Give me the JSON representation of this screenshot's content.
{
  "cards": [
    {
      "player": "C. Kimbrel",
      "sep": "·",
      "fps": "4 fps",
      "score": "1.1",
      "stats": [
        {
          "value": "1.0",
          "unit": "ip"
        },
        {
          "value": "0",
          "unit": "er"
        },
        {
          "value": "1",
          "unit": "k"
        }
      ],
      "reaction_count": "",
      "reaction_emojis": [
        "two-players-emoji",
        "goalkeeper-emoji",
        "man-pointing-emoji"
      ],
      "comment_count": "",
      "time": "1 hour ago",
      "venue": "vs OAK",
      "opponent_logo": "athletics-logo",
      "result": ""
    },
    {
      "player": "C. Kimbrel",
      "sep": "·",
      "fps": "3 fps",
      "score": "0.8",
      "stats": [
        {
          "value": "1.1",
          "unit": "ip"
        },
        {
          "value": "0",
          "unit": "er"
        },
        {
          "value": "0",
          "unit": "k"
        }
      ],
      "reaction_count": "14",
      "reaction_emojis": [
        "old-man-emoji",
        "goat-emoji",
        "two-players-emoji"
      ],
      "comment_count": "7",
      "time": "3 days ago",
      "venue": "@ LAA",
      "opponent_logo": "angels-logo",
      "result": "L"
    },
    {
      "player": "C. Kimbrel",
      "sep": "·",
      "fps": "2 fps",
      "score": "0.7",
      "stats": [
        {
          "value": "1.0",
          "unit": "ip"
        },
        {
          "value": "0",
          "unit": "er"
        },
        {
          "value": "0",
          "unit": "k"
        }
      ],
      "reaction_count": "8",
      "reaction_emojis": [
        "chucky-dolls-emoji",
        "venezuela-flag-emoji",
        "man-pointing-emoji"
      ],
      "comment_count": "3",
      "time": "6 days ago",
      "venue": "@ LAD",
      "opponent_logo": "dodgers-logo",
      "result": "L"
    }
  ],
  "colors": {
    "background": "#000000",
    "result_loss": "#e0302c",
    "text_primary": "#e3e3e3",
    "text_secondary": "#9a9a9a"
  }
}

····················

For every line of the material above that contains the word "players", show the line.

        "two-players-emoji",
        "two-players-emoji"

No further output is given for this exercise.